### MATERIAL FOR THIS TASK

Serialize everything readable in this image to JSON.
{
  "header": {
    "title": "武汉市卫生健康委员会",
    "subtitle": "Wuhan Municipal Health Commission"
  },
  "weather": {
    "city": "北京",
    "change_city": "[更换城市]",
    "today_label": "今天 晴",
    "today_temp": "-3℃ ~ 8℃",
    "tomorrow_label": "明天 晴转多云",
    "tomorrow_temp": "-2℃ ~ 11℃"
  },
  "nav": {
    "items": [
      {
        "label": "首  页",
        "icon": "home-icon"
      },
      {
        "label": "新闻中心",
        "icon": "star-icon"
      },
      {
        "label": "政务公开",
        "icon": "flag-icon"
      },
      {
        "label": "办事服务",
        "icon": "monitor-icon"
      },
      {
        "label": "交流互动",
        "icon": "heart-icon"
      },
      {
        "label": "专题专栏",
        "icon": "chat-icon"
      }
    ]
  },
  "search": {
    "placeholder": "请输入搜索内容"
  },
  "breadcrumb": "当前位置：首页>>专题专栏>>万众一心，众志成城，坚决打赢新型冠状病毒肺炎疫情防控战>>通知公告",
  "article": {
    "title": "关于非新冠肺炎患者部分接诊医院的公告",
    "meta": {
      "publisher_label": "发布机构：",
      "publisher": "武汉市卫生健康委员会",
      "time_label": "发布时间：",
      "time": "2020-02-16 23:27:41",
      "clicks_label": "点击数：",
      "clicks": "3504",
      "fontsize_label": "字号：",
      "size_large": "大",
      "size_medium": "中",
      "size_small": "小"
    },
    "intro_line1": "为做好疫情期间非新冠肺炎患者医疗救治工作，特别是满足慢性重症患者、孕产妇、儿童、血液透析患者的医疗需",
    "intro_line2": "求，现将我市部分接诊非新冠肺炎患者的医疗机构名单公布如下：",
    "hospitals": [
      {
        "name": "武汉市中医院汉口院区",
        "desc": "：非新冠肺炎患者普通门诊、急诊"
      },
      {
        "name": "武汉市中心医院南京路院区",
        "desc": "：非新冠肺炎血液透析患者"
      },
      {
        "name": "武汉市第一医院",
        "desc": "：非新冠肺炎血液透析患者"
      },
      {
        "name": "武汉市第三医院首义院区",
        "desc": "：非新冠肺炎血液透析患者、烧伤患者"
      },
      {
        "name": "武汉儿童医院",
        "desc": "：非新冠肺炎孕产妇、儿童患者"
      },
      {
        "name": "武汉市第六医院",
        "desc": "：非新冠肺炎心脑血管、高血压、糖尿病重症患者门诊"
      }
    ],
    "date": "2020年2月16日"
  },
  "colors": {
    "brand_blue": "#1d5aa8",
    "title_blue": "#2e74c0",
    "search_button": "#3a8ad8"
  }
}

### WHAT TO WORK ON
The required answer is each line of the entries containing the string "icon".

### TASK SOLUTION
        "icon": "home-icon"
        "icon": "star-icon"
        "icon": "flag-icon"
        "icon": "monitor-icon"
        "icon": "heart-icon"
        "icon": "chat-icon"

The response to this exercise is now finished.